When asked the relationship between truth and argument I began to think, for an argument to be effective does it have to be true? At first, I would have said that for an argument to be made it has to be backed up by truthful facts – to give the argument credibility. Credibility is usually crucial for an argument to be accepted. However, after some class discussion, my viewpoint changed. From my communication classes, I have learned that persuasion and rhetoric are only as persuasive as the audience is receptive. If one wants to persuade someone they have to frame their argument so that it appeals to the audiences emotions, needs and goals. A speaker or writer could present the exact same information to the same audience, in the same setting, but, only some will be persuaded and others will have unchanged opinions – they may not be interested, they may be set in their ways or they may be so programmed to follow their own truth.

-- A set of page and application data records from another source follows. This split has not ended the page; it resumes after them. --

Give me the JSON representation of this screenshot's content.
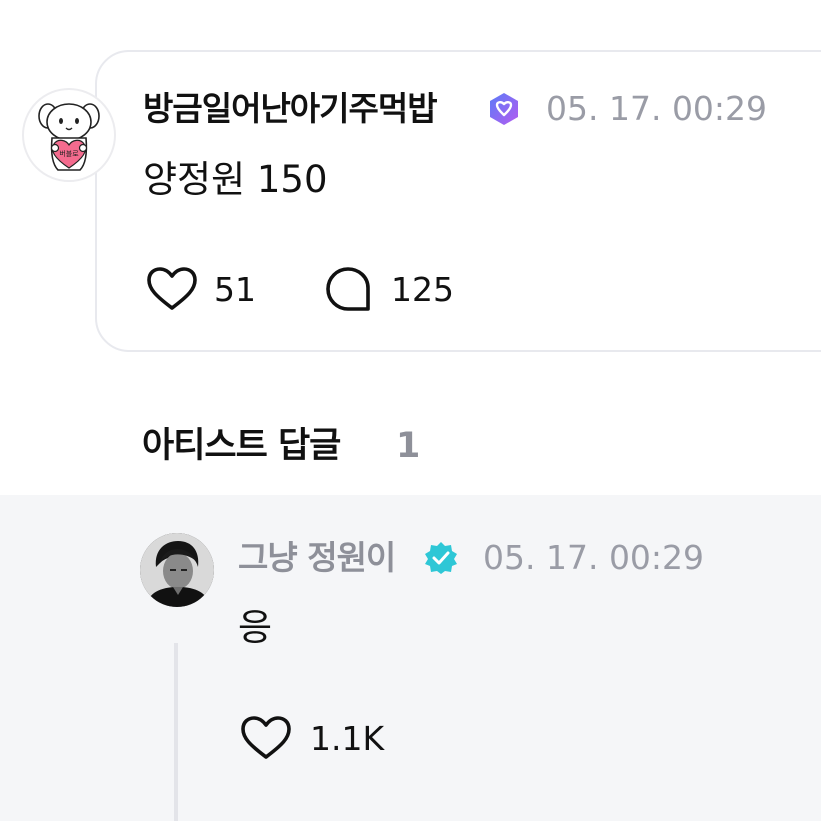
{
  "comment": {
    "username": "방금일어난아기주먹밥",
    "badge_icon": "fan-verified-heart-badge-icon",
    "timestamp": "05. 17. 00:29",
    "text": "양정원 150",
    "likes": "51",
    "replies": "125",
    "avatar_icon": "puppy-holding-heart-avatar",
    "avatar_heart_text": "버블로"
  },
  "artist_replies": {
    "title": "아티스트 답글",
    "count": "1",
    "items": [
      {
        "name": "그냥 정원이",
        "badge_icon": "artist-verified-badge-icon",
        "timestamp": "05. 17. 00:29",
        "text": "응",
        "likes": "1.1K"
      }
    ]
  },
  "colors": {
    "text_primary": "#111111",
    "text_muted": "#9a9ca6",
    "card_border": "#e8e9ee",
    "reply_bg": "#f5f6f8",
    "fan_badge_gradient": [
      "#5b7cf7",
      "#b45cf0"
    ],
    "artist_badge": "#2ec7d6",
    "heart_pink": "#f46b8e"
  }
}
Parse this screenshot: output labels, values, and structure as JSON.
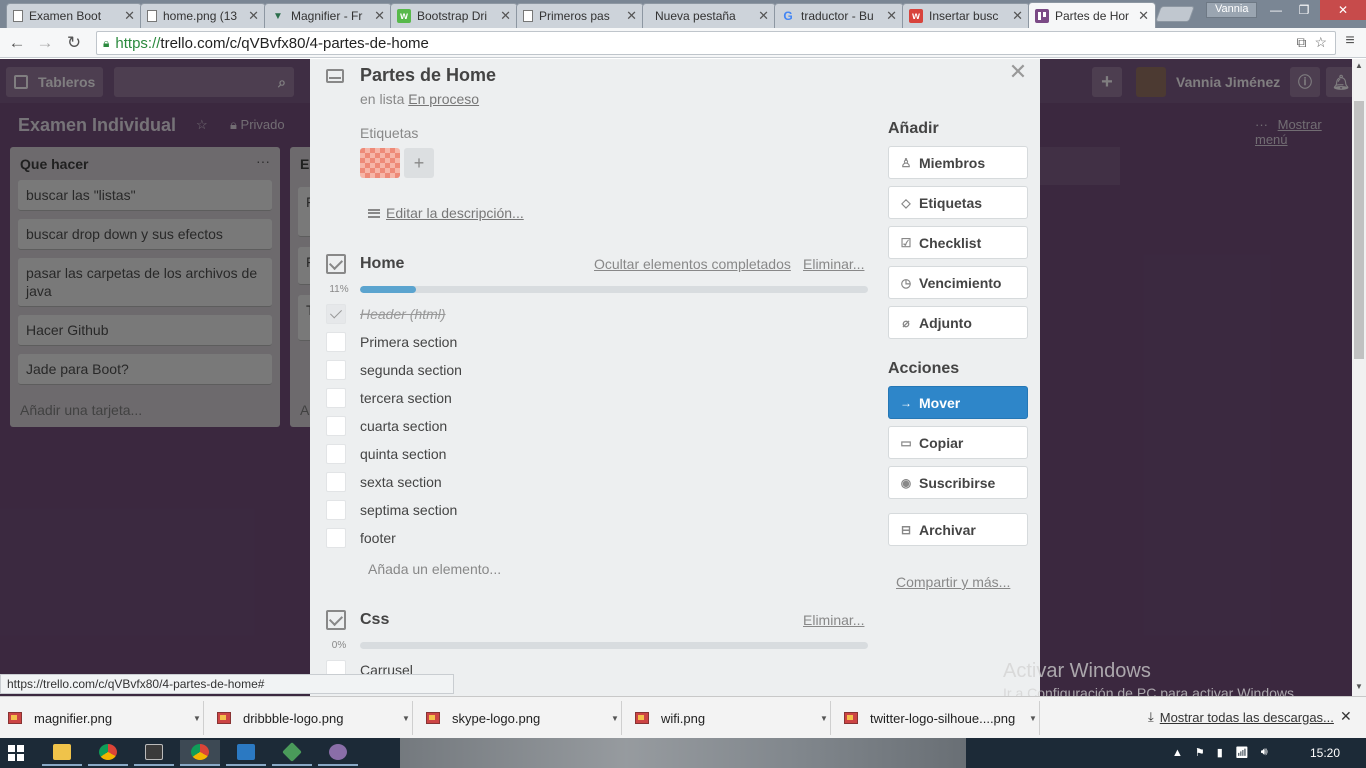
{
  "browser": {
    "tabs": [
      {
        "title": "Examen Boot",
        "favicon": "document-icon"
      },
      {
        "title": "home.png (13",
        "favicon": "document-icon"
      },
      {
        "title": "Magnifier - Fr",
        "favicon": "freepik-icon"
      },
      {
        "title": "Bootstrap Dri",
        "favicon": "webflow-icon"
      },
      {
        "title": "Primeros pas",
        "favicon": "document-icon"
      },
      {
        "title": "Nueva pestaña",
        "favicon": "none"
      },
      {
        "title": "traductor - Bu",
        "favicon": "google-icon"
      },
      {
        "title": "Insertar busc",
        "favicon": "wix-icon"
      },
      {
        "title": "Partes de Hor",
        "favicon": "trello-icon"
      }
    ],
    "active_tab": 8,
    "user_name": "Vannia",
    "url_scheme": "https://",
    "url_rest": "trello.com/c/qVBvfx80/4-partes-de-home",
    "status_url": "https://trello.com/c/qVBvfx80/4-partes-de-home#"
  },
  "trello": {
    "boards_label": "Tableros",
    "user": "Vannia Jiménez",
    "board_title": "Examen Individual",
    "visibility": "Privado",
    "show_menu": "Mostrar menú",
    "lists": [
      {
        "title": "Que hacer",
        "cards": [
          "buscar las \"listas\"",
          "buscar drop down y sus efectos",
          "pasar las carpetas de los archivos de java",
          "Hacer Github",
          "Jade para Boot?"
        ],
        "add_label": "Añadir una tarjeta..."
      },
      {
        "title": "E",
        "cards": [
          "F",
          "F",
          "T"
        ],
        "add_label": "A"
      }
    ]
  },
  "card": {
    "title": "Partes de Home",
    "in_list_prefix": "en lista",
    "list_name": "En proceso",
    "labels_heading": "Etiquetas",
    "edit_description": "Editar la descripción...",
    "checklists": [
      {
        "title": "Home",
        "hide_completed": "Ocultar elementos completados",
        "delete": "Eliminar...",
        "percent_label": "11%",
        "progress": 0.11,
        "items": [
          {
            "text": "Header (html)",
            "done": true
          },
          {
            "text": "Primera section",
            "done": false
          },
          {
            "text": "segunda section",
            "done": false
          },
          {
            "text": "tercera section",
            "done": false
          },
          {
            "text": "cuarta section",
            "done": false
          },
          {
            "text": "quinta section",
            "done": false
          },
          {
            "text": "sexta section",
            "done": false
          },
          {
            "text": "septima section",
            "done": false
          },
          {
            "text": "footer",
            "done": false
          }
        ],
        "add_item": "Añada un elemento..."
      },
      {
        "title": "Css",
        "delete": "Eliminar...",
        "percent_label": "0%",
        "progress": 0,
        "items": [
          {
            "text": "Carrusel",
            "done": false
          }
        ]
      }
    ],
    "sidebar": {
      "add_heading": "Añadir",
      "add_buttons": [
        {
          "label": "Miembros",
          "icon": "person-icon"
        },
        {
          "label": "Etiquetas",
          "icon": "tag-icon"
        },
        {
          "label": "Checklist",
          "icon": "checklist-icon"
        },
        {
          "label": "Vencimiento",
          "icon": "clock-icon"
        },
        {
          "label": "Adjunto",
          "icon": "paperclip-icon"
        }
      ],
      "actions_heading": "Acciones",
      "action_buttons": [
        {
          "label": "Mover",
          "icon": "arrow-right-icon"
        },
        {
          "label": "Copiar",
          "icon": "card-icon"
        },
        {
          "label": "Suscribirse",
          "icon": "eye-icon"
        },
        {
          "label": "Archivar",
          "icon": "archive-icon"
        }
      ],
      "share": "Compartir y más..."
    }
  },
  "watermark": {
    "line1": "Activar Windows",
    "line2": "Ir a Configuración de PC para activar Windows."
  },
  "downloads": {
    "items": [
      "magnifier.png",
      "dribbble-logo.png",
      "skype-logo.png",
      "wifi.png",
      "twitter-logo-silhoue....png"
    ],
    "show_all": "Mostrar todas las descargas..."
  },
  "taskbar": {
    "time": "15:20"
  }
}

With that being said, one must use rhetoric, and find the right appeals in order to be persuasive, however, I do not think that these arguments have to be truthful. For example, in class we talked about truthful knowledge vs. public opinion. There could be scientific evidence to support an argument but if someone believes that it is not real than there may not be any convincing them otherwise – even if the scientific evidence is presented – they will either chose to avoid listening to the evidence (to avoid contradicting their beliefs), or they will not see it as convincing because they are too firm in their belief system. With this being said, I do not think that an argument needs truth to be successful, I believe that the argument needs the correct rhetoric and appeals to the needs of the audience to be effective.